(Jamaica Gleaner) Eighteen years ago, Shereen Hamilton said that she went into the labour room of the Mandeville Regional Hospital (MRH) expecting to have twins, but came out with only one baby boy and a message that her second child did not survive.
However, Hamilton said that she has yet to receive the body of her baby or a document stating that the second child actually died, and wonders now whether her newborn was stolen.
“During my pregnancy, I went to the Prospect Health Centre and the nurse told me that she felt two hearts beating. That was around five months in the pregnancy. I found out I was having twins when I was sent to the high-risk clinic in Black River,” she told The Sunday Gleaner.
Hamilton said that when it was close to her due date, she visited the Black River Hospital to make the necessary arrangements and was given a referral to MRH.
“I wasn’t sick or anything, so I didn’t travel with an ambulance. My babyfather and I travelled in a chartered car, and by the following day, Thursday, September 15, 2000, I went into labour.”
Hamilton said that when the first baby was born, it was put into a basket and given to a nurse, who left the labour room. She said she had further contractions and the second baby was also placed into a basket. She said that at the time, she had no idea what the genders were.
“I never did an ultrasound to find out the sex of the baby, it just wasn’t something that was popular … . After all, it was my sixth pregnancy. … I was cleaned up and put back on the ward, and 30 minutes later, I saw a nurse come with one baby with a pink card and it said it was a male child.”
The mother said that she questioned one of the nurses as to the whereabouts of her second child, but got no clear response.
“The nurse turned to me and said, ‘Maybe it didn’t make it’ … and though I still had the unsettling feeling, I didn’t question it because me never want them say me spreading mischief or anything,” she related to this newspaper.
Hamilton was eventually discharged but said that she went back to the hospital several times to make queries.
She continued: “Someone asked me if I saw the body of the baby, and I told them the truth, I didn’t. I didn’t get a form or anything. And now I started feeling foolish because I let all of this slide. I had no second baby, dead or alive, and no written proof to back up what the nurse had said about the baby supposedly dying.”
Hamilton said that when she watched the high-profile case of Baby Pansy unfold in the news, she pressed to seek clarification but still got nowhere.
In 2002, Pansy Campbell challenged Mandeville Hospital officials after she was presented with a body said to be that of her child who had died shortly after birth.
Nearly a year later, DNA tests proved that the body was not that of her child.
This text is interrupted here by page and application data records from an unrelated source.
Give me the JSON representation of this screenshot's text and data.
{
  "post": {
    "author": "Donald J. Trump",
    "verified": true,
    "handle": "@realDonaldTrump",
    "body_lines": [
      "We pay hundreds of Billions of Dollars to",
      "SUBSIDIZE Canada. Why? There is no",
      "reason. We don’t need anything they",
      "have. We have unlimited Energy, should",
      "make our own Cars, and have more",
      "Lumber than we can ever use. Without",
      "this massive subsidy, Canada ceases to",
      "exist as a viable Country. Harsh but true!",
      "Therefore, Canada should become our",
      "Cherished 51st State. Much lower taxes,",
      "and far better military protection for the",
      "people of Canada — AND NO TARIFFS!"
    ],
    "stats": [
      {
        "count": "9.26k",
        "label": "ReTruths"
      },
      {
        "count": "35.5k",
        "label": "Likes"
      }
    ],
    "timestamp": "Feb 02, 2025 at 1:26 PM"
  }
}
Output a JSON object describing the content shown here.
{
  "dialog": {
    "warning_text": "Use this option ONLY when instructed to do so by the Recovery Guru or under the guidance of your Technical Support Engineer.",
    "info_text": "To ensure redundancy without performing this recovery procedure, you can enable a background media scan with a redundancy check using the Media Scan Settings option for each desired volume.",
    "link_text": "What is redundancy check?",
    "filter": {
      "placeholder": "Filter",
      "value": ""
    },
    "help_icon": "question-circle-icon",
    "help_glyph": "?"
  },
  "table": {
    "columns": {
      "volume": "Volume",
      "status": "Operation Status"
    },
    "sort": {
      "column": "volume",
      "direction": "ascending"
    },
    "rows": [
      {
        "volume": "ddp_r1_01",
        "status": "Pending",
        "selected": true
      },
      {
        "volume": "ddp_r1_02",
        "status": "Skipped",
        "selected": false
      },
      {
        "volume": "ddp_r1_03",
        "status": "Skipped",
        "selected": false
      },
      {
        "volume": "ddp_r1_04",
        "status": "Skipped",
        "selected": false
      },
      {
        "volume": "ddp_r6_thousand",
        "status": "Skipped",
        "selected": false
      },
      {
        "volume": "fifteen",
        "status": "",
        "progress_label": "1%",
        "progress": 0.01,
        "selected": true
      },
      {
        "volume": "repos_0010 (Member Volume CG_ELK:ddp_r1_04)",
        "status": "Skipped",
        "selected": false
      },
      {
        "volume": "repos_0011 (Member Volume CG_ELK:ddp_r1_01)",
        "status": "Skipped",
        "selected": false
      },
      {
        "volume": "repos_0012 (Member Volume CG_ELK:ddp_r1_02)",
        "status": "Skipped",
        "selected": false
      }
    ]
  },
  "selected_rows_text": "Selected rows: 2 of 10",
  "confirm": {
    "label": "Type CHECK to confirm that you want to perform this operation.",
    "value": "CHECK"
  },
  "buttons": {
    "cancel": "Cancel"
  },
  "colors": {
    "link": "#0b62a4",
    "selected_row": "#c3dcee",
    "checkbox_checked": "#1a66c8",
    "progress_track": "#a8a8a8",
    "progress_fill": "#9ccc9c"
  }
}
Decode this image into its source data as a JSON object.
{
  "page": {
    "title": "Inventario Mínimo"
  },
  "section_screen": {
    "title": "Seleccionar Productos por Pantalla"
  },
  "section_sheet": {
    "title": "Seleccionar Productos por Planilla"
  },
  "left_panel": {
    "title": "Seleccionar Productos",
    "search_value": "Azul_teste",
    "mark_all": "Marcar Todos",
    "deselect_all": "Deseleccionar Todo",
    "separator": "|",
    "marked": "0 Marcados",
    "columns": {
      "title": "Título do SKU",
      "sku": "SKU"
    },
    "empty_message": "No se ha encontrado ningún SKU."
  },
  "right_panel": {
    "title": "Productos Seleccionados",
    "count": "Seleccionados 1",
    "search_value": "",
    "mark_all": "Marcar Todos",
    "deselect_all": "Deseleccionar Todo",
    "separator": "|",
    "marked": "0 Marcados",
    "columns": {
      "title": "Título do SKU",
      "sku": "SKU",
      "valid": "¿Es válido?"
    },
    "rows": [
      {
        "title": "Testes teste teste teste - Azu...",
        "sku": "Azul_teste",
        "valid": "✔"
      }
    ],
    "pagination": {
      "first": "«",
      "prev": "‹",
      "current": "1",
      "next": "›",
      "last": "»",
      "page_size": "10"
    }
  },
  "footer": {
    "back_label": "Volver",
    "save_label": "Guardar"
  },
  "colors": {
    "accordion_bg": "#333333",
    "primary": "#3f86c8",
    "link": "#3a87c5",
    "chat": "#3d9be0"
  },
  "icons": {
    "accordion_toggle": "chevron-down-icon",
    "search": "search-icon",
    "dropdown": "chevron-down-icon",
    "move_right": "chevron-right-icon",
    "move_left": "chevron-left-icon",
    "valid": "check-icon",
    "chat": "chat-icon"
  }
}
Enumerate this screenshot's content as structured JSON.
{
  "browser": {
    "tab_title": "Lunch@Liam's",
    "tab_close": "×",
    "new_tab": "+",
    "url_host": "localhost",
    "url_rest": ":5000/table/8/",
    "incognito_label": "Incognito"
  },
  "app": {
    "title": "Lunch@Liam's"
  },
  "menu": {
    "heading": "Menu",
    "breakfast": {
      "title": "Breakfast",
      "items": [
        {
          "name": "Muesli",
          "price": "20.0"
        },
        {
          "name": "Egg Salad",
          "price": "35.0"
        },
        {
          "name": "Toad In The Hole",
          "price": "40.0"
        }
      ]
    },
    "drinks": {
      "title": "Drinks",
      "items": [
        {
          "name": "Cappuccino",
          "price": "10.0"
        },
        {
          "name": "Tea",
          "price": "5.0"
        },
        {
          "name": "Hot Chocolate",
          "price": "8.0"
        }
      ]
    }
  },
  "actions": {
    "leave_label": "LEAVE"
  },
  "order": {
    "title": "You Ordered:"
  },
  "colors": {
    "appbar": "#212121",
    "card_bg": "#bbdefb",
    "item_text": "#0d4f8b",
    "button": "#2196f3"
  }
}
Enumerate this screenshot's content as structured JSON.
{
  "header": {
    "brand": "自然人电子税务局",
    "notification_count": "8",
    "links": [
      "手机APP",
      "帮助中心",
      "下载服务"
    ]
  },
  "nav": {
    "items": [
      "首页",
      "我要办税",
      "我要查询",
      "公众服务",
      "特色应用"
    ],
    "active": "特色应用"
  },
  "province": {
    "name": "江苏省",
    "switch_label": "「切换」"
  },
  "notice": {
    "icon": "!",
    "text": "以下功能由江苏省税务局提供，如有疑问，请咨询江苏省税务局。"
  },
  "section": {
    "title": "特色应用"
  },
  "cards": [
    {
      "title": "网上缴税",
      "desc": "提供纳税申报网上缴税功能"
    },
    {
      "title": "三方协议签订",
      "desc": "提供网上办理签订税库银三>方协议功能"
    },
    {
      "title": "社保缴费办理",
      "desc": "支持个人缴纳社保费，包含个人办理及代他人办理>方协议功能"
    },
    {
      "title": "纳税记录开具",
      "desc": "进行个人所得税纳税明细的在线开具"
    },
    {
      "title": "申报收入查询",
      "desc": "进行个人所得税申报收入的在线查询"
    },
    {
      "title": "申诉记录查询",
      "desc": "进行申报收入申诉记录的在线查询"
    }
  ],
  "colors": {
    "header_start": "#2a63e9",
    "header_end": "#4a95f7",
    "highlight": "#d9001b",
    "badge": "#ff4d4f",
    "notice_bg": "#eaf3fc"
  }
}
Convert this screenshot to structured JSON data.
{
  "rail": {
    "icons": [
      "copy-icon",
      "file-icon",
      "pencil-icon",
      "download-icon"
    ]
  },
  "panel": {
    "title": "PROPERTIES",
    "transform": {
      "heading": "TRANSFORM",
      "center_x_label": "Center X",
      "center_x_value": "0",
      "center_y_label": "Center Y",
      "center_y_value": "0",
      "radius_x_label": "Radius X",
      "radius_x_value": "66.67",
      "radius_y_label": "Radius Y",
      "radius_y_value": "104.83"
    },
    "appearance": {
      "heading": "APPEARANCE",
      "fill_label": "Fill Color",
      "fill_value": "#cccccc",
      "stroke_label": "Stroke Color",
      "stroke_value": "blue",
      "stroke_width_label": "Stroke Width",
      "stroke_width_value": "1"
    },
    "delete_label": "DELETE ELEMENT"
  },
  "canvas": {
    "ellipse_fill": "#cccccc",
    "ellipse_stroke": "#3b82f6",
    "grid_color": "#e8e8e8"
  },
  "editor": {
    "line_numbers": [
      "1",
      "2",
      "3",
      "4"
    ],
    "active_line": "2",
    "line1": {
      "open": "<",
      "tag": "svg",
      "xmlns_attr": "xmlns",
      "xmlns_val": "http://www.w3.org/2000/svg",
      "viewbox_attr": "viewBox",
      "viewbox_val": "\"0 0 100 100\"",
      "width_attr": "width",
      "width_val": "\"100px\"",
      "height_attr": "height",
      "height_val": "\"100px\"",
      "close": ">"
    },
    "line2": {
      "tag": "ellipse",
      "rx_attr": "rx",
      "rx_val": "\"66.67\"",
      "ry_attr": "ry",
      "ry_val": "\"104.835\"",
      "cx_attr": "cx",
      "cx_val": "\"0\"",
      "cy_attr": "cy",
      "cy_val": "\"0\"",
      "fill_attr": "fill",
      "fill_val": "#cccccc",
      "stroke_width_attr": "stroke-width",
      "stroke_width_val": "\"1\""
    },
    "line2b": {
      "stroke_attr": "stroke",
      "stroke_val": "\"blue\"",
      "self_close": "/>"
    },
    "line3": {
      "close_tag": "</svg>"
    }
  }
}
Investigations failed to conclude what had happened to her child.
“I didn’t have money to get a lawyer. All I did was visit the hospital as often as I could, until even people there who said they would help me start run when them see me coming … . Somewhere deep down inside me, I feel as though my other child is still alive and is out there.”
She further mentioned: “More time me sit down and me think and all me pressure go up. If my child is out there, I just want to meet them, just get closure. … Even sometimes my son say, ‘Mommy, I feel like me a twin fi true, feel like a next part a me deh out deh.’ When I hear that, me feel it to me core. I don’t want to think that the hospital gave away my baby, but because I don’t get a body or anything I really feel that is what happened.”
When The Sunday Gleaner contacted the Southern Regional Health Authority (SRHA) for a response, it stated that MRH conducted an investigation into the claim and found that the coding and abstracting procedure showed that Hamilton had a single live-born delivery.
“For each patient discharged from the hospital, the record goes through a process called coding and abstracting, where the diagnosis of the patient is assigned the correct code number as stipulated by the World Health Organization/International Classification of Diseases Coding Manual. The abstraction phase involves reading the entire record of the health encounter of a particular patient to determine what condition the patient had, what caused the condition, and how it was treated.
“The information is normally extracted from sources within the medical records such as diagnostic results, clinical notes and operation notes. An abstract is completed electronically stating the patient’s information, condition, and outcome,” read the statement.